This week, Judge Sheila K. Oberto, issued a decision Son Gon Kang v. Credit Bureau Connection, Inc., No. 1:18-cv-01359-AWI-SKO, 2020 U.S. Dist. LEXIS 61229 (E.D. Cal. Apr. 7, 2020) denying the Defendant's motion for a protective order.
The Defendant contended that responding to a discovery request would require it to develop two new programs costing $45,000 in order to search databases that store encrypted data, and involve additional manual review costing more than $3 million. It submitted two declarations to support these contentions, which were prepared by its Chief Technology Officer and Chief Operating Officer, and which contained conflicting information. The Plaintiff submitted a declaration from the owner of an electronic discovery consulting firm (Jonathan Jaffe of Its-Your-Internet), which asserted that the data can be searched without decryption, and that automated review can be performed without extensive participation by a human reviewer.
Judge Oberto found that the data was not inaccessible due to undue burden or cost under Fed. R. Civ. P. 26(b)(2)(B). The Court observed that the Defendant's assertions were unsupported by factual evidence, noting that decryption and filtering are common discovery practices. "[C]ontrary to Defendant's assertion, the fact that the database is currently encrypted and not 'searchable' does not make it 'inaccessible'", Id. at *12 . The Defendant failed to refute the possibility of an automated review raised in the Plaintiff's declaration, and it was shown that a specific search in the database with the encrypted data could locate a file pertaining to the Plaintiff.
"]A]lthough Defendant repeatedly throws out figures exceeding three million dollars to create the appearance that the review process will be costly, it is unable to provide any supportable estimate of the number of files that will need to be reviewed or the cost of reviewing a file--which comprise the bases for the exorbitant cost estimate." Id. at *14-15. Credit Bureau Connection failed to show the ESI was inaccessible because of undue burden or cost.
The Court further found that the Plaintiff's need for the ESI in question outweighed any burden or cost, because there was a specific request; the information could only be found in the database, and not any other source; and because the information was essential to a class certification motion.
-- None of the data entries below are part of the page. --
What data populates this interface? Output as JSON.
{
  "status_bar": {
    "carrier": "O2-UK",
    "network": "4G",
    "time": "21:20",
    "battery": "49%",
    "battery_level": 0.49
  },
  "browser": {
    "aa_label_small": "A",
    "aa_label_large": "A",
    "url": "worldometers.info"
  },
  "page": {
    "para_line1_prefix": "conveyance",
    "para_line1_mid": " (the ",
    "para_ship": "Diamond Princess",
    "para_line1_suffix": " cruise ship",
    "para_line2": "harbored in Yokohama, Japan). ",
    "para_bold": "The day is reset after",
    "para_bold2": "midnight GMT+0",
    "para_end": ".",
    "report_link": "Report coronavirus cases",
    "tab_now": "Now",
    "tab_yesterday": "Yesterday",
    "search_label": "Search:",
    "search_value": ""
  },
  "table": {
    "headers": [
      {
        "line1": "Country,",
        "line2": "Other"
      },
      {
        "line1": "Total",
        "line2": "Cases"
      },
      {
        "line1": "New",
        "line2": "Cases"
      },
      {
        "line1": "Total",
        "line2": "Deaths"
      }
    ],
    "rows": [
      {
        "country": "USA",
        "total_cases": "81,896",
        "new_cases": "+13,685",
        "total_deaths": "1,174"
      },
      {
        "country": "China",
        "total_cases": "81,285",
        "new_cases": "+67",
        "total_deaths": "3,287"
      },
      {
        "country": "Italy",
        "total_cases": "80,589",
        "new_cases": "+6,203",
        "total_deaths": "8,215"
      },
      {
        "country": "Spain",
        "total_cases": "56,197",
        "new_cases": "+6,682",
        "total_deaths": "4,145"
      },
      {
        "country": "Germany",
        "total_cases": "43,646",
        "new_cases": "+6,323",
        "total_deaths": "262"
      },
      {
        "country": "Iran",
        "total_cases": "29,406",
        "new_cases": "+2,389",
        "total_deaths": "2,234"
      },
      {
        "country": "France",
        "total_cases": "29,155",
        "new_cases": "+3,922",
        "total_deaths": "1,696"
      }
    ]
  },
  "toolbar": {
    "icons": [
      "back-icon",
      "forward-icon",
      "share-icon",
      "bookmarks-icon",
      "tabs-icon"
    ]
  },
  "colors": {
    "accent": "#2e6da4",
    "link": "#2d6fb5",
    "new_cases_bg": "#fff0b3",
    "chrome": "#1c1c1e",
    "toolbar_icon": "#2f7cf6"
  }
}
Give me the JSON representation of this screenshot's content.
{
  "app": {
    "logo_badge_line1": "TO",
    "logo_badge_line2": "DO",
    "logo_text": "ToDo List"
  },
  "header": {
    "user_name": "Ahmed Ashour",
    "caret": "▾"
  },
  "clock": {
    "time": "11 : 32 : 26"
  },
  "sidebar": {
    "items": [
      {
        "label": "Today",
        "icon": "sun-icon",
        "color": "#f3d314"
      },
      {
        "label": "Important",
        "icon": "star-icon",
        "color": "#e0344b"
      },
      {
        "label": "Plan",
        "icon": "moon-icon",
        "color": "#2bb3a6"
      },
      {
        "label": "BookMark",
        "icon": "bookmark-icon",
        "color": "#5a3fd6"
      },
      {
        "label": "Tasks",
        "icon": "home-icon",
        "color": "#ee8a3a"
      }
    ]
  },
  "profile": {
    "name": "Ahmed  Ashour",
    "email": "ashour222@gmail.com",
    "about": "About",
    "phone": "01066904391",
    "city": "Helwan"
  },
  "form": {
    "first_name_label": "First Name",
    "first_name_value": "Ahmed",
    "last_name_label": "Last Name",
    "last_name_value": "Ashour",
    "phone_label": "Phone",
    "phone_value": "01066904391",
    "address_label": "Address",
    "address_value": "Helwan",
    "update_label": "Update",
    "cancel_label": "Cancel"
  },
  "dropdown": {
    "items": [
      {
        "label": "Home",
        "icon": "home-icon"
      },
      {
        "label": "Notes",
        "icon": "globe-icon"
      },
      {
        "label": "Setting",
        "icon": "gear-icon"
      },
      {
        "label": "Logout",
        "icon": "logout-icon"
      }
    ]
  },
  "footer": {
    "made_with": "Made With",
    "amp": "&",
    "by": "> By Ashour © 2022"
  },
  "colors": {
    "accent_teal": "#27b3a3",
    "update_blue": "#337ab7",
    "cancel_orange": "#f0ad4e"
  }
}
The parties were ordered to meet and confer, and agree upon a schedule for production.